→ Work item
Each line below that includes the word "keep" adds one to the count; give that count and nothing else.

(Data listing)

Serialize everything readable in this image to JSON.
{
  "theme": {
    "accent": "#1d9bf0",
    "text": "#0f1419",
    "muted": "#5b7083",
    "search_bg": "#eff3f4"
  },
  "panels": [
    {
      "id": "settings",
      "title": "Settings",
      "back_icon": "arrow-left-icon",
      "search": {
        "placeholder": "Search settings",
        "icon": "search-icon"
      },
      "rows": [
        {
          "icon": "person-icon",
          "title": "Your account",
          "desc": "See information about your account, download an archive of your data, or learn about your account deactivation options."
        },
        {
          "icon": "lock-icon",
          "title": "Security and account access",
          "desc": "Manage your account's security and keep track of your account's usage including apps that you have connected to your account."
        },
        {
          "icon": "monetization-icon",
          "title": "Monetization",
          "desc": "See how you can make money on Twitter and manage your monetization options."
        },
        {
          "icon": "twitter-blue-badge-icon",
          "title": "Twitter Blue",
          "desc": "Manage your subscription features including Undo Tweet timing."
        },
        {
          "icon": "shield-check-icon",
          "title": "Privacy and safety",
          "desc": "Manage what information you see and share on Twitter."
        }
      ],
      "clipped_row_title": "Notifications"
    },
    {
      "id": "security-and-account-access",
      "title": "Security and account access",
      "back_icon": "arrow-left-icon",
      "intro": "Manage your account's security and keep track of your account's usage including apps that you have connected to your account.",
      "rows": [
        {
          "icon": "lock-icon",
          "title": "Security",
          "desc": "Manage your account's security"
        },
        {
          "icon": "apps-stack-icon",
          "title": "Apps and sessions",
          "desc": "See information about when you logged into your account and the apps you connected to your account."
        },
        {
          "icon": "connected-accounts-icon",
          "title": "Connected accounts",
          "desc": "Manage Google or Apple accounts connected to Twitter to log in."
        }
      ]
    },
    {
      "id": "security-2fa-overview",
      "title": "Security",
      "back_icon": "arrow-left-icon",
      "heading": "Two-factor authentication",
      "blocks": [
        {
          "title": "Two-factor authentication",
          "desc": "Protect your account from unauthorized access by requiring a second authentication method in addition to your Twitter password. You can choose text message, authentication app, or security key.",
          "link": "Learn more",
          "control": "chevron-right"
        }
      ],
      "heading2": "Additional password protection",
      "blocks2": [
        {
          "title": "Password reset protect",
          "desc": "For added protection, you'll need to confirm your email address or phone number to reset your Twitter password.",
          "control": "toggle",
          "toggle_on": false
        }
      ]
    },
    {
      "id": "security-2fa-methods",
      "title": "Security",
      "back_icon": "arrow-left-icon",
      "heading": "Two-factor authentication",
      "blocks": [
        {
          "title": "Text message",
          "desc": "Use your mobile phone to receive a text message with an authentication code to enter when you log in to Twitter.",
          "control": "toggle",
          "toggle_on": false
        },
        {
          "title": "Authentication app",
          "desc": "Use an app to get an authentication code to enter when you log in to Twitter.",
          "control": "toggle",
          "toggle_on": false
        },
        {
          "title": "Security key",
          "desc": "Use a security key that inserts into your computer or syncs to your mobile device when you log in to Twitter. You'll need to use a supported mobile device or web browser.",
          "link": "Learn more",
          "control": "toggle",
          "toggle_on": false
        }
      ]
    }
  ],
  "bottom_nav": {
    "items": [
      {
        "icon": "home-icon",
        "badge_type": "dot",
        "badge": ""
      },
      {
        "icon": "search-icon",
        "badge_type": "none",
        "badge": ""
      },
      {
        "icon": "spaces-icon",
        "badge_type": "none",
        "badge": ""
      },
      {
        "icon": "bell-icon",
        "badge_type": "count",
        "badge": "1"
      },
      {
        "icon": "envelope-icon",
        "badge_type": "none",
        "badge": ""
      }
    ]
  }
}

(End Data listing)
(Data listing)

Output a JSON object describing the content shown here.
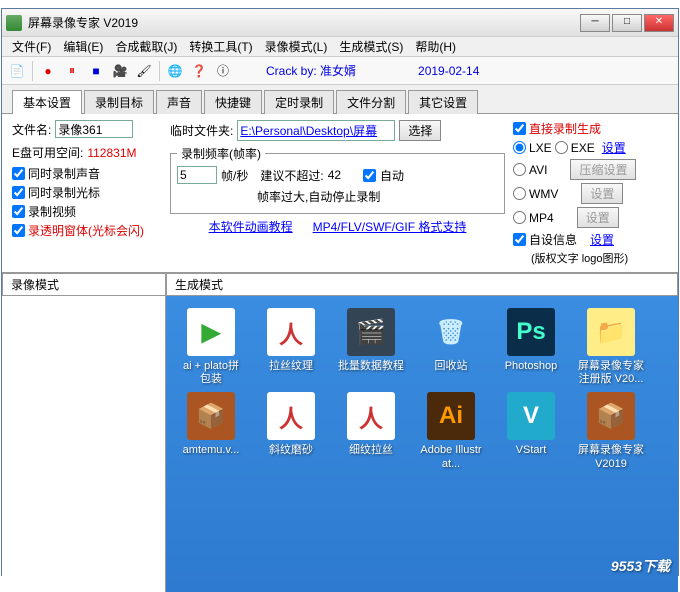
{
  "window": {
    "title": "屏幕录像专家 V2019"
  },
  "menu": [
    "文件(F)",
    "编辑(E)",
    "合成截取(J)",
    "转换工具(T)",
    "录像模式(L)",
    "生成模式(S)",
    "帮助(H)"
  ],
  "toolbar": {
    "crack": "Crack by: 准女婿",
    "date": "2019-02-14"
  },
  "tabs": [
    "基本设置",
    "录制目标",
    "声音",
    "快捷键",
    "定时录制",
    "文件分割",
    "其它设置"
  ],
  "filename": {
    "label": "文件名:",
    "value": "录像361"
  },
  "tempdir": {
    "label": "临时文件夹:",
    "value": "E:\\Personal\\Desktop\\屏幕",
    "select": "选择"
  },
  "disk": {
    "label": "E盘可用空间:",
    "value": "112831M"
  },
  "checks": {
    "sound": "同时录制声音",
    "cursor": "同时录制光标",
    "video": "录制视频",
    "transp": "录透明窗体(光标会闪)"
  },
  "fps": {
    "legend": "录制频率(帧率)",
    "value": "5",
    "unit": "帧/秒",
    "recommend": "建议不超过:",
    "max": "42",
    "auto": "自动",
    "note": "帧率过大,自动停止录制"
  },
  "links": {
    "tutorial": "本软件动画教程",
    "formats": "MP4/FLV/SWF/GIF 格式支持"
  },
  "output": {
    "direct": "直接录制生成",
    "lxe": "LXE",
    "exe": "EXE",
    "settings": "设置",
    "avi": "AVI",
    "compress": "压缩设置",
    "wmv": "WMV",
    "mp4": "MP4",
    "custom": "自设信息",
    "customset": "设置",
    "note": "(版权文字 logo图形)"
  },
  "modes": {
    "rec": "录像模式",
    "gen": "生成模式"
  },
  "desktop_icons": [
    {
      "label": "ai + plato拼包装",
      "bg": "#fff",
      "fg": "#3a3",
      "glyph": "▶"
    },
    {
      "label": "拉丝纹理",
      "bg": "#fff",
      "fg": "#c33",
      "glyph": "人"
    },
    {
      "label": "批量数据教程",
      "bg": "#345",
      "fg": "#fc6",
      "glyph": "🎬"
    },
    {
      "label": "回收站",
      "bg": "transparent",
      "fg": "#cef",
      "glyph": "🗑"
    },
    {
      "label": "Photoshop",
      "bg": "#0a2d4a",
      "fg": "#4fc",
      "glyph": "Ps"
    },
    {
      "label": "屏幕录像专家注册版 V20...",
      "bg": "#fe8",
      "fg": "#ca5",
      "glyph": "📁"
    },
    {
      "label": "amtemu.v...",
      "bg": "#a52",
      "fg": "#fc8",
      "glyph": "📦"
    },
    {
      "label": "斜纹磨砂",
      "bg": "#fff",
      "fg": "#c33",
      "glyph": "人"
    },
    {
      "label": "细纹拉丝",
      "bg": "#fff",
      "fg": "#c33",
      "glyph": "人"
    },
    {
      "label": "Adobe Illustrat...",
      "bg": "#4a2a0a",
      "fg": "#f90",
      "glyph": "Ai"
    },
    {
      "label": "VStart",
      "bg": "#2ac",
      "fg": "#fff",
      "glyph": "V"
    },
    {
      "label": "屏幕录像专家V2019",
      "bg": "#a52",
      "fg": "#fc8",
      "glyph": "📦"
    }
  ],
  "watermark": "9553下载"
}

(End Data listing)
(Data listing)

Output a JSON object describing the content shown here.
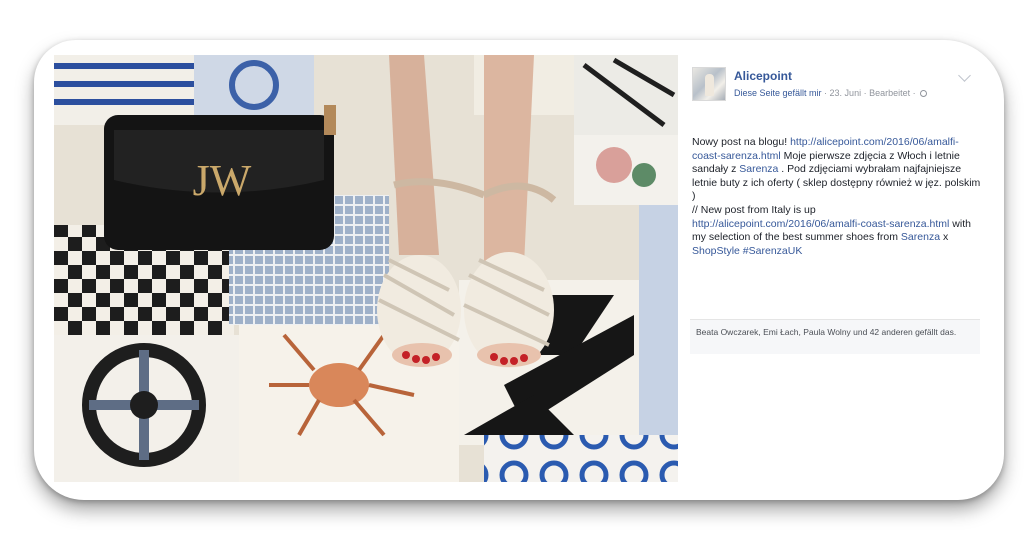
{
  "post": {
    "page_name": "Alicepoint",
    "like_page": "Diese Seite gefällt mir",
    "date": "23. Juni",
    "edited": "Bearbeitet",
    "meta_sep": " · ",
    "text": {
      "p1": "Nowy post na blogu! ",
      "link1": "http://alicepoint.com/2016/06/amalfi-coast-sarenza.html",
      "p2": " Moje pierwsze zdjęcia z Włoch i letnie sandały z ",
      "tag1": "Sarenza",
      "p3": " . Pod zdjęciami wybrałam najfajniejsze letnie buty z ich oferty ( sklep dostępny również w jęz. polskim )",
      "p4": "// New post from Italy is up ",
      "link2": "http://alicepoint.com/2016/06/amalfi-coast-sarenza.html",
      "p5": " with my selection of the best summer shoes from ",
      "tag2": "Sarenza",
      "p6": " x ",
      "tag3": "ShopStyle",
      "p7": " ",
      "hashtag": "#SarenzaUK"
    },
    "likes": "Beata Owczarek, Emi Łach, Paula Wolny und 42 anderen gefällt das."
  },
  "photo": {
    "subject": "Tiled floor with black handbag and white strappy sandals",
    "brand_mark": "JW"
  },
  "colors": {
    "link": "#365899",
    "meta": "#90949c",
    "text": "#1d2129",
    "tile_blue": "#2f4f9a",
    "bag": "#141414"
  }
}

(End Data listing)

→ Output
2